Artist Jane Dickson is a deep-rooted and central voice in New York City's complex creative history. In the late 1970s and early '80s, she was part of the movement joining the legacies of downtown art, punk rock, and hip hop through her involvement with the Colab art collective, the Fashion Moda gallery, and legendary exhibitions including the Real Estate Show and Times Square Show. In the midst of this groundbreaking work, Dickson lived, worked and raised two children in an apartment on 43rd Street and 8th Avenue at a time when the neighborhood was at its most infamous, crime-ridden, and spectacularly seedy. Through it all, Jane photographed, drew and painted extraordinary scenes of life in Times Square. These works, many of which are reproduced here for the first time, include candid documentary snapshots, roughly vibrant charcoal sketches, and paintings created on surfaces ranging from sandpaper to Brillo pads. Featuring a foreword by Chris Kraus and afterword by Fab Five Freddy, Jane Dickson in Times Square is a time machine back to a New York City that was truly wild: lawless, manic, sometimes squalid, sometimes magnificent.
Jane Dickson is an American painter. As a central figure of New York’s explosive downtown / uptown art scene starting in the late 1970s, she has participated in numerous iconic exhibitions. Among her many accolades are creating the poster and animations for Colab’s Times Square Show, exhibiting in Keith Haring’s first group show at the Mudd Club, and mounting a solo exhibition at the East Village’s legendary Fun gallery. From 1978 to 1981, Dickson worked the weekend night shift for the computer billboard at 1 Times Square, where she later organized the Public Art Fund’s Messages to the Public series from 1982-1990, for which she invited friends such as Haring, Jenny Holzer and David Hammons to contribute digital artwork. In the ensuing decades, Dickson continued to create and exhibit frequently, and her work is currently represented in more than 30 museum collections, including those of MoMA, the Whitney, and the Metropolitan Museum of Art. In 2008, Dickson’s long and historic association with Times Square was made permanent with the creation of The Revelers, a piece comprising 68 life-sized mosaic figures of New Year’s Eve partygoers, commissioned by the Metropolitan Transit Authority and installed in the 42nd Street subway station, where it has since become a beloved tourist destination.

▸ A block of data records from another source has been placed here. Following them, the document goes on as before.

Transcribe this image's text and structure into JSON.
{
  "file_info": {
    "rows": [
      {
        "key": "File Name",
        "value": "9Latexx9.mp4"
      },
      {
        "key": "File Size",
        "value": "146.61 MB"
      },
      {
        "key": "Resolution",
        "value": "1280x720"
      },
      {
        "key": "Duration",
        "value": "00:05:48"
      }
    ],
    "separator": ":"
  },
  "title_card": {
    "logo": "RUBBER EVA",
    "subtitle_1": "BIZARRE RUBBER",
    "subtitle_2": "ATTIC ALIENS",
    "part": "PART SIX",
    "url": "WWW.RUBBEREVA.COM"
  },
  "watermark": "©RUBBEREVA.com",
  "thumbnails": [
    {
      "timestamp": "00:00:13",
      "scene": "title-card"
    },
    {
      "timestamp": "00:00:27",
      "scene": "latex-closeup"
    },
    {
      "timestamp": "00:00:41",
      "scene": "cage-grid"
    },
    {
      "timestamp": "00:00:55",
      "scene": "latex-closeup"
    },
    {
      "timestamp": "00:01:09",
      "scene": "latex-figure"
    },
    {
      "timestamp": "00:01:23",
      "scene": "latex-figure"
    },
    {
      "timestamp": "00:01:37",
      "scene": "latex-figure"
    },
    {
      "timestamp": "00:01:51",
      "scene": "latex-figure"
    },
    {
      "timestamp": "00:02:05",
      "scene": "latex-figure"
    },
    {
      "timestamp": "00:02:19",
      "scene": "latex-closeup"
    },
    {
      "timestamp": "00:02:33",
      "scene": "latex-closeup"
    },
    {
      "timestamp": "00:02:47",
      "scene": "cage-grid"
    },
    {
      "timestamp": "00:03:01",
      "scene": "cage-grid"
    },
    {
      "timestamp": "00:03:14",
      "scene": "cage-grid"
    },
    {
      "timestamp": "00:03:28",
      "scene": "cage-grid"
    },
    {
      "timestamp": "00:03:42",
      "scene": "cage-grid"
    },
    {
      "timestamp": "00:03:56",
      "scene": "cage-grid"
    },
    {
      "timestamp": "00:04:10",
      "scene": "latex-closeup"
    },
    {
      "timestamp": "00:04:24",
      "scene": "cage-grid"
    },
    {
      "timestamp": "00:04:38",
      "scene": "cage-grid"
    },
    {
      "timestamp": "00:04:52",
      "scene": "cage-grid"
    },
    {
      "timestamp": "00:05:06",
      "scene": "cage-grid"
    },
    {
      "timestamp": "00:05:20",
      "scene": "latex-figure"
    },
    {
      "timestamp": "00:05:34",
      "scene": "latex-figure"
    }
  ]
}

Awarded a Creative Capital/Warhol Foundation Arts Writers Grant for her criticism, Jennifer Kabat has contributed essays and criticism to The Believer, Los Angeles Review of Books, BOMB, Granta, Frieze, Harper’s, New York Review of Books, The White Review and McSweeney’s, among others. Her essay “Rain Like Cotton,” was chosen for Best American Essays, 2018 and she was a finalist for Notting Hill Editions Essay Prize. She frequently writes about utopian causes, women artists and modernism and teaches arts writing a the New School and in SVA’s MFA program. She’s currently working on a book on grief and modernism and progressive values.